  2. But this “full freedom […] in the publication of the results” is a slippery argument. There are many factors that already limit my full freedom to choose to publish in a selected venue. For instance, if an editor at an academic press doesn’t think that my book will fit within their list, s/he may reject it on those grounds. Similarly, if a press doesn’t think that there is a market for a book, it may be rejected outright. Does this curtail my academic freedom? What about when peer reviewers reject an article on any grounds? This also limits my choice to publish in a specific venue, restricting my “full freedom”. What about when I cannot afford the colour page charges, the illustration reprint rights, or other associated fees for publishing, even in non-OA venues? A core hypocrisy, in my view, is that researchers accept many limitations already on their full freedom to publish wheresoever they would like, but the second that a new limitation comes in – even one that could provide a massive public good in the dissemination of scholarship and research – we fall back upon cries of the violation of academic freedom.

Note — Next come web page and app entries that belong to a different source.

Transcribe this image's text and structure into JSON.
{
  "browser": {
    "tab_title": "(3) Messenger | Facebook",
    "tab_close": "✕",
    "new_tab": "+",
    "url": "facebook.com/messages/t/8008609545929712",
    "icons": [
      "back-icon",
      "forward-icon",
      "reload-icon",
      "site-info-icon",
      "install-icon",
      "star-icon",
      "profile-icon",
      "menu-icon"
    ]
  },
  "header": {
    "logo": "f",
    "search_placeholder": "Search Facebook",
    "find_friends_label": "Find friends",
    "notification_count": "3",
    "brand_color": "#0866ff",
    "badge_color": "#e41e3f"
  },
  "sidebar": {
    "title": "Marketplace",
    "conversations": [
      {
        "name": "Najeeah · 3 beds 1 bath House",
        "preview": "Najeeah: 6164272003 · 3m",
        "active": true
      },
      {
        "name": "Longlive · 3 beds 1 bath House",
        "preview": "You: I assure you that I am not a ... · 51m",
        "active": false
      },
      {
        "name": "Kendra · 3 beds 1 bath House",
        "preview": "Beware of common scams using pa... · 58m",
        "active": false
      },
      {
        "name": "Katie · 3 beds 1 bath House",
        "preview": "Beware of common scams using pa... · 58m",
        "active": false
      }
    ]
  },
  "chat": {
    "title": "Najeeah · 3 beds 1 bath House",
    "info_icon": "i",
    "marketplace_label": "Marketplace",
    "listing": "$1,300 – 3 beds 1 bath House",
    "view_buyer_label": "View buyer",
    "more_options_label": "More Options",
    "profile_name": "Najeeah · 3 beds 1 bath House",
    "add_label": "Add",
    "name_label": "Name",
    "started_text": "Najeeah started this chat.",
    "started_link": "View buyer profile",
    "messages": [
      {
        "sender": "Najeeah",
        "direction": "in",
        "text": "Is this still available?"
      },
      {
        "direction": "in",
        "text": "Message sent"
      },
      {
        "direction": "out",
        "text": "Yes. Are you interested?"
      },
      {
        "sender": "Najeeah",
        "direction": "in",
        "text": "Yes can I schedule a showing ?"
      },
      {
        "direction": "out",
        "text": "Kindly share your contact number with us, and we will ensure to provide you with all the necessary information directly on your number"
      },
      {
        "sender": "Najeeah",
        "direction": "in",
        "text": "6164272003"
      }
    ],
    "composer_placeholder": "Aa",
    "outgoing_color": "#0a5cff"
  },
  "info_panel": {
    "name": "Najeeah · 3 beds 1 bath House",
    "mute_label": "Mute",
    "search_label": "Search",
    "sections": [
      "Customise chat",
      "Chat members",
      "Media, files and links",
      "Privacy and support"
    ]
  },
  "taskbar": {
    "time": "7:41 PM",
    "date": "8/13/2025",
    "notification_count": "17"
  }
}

  3. What is academic freedom for? Without going into the diverse literatures that have explored the definitional problems, my view of academic freedom is that it exists to ensure that academics can query things that might otherwise be politically problematic and disseminate these findings without fearing for their lives or livelihoods. In the era of print dissemination, one way that academic freedom could be curtailed was through book burning. Galileo knew this all too well. So what does it mean when the mandate is for the opposite of book burning? OA is about the dissemination of scholarship as widely as possible with no barriers for readers. It is not about suppressing ideas, unless one believes that ideas only exist when they are published in well-known academic venues without OA options. If a scientific paper is published and it’s not in Nature, is there anyone there to read it? There should be.

  4. Following point 3, a charitable remark about the desire of academics to publish in prestigious outlets is that they are centres of attention. That is, academics believe their work will be more widely read, by their respected peers if it appears in known venues. This is lazy filtering, but it makes some sense in an environment of information overload. A potential counter-argument, then, to all the rest of this post is that if academics can’t publish in respected outlets, they feel that their work is being “suppressed” by the fact that it is undifferentiated from the rest of scholarship. It’s not a great argument, though, since it seems to me that the actual reason academics seek out prestigious publication venues is that it does a lot for their careers/REF returns (yes, I know what the official rules say)/etc. It also still remains the case that there is no absolute right of academic freedom to publish anywhere, as per point 2.

  5. What about the freedom to read? If I am to have “full freedom in research”, I would need freedom from want and constraint with respect to access to research materials. The inability to read academic research that I cannot afford is undoubtedly an impediment to my research. It curtails my ability to conduct research that I lack access. This is a great example of the fact that academic freedoms often come into conflict with one another. Your freedom to publish behind a paywall inhibits my freedom to conduct research.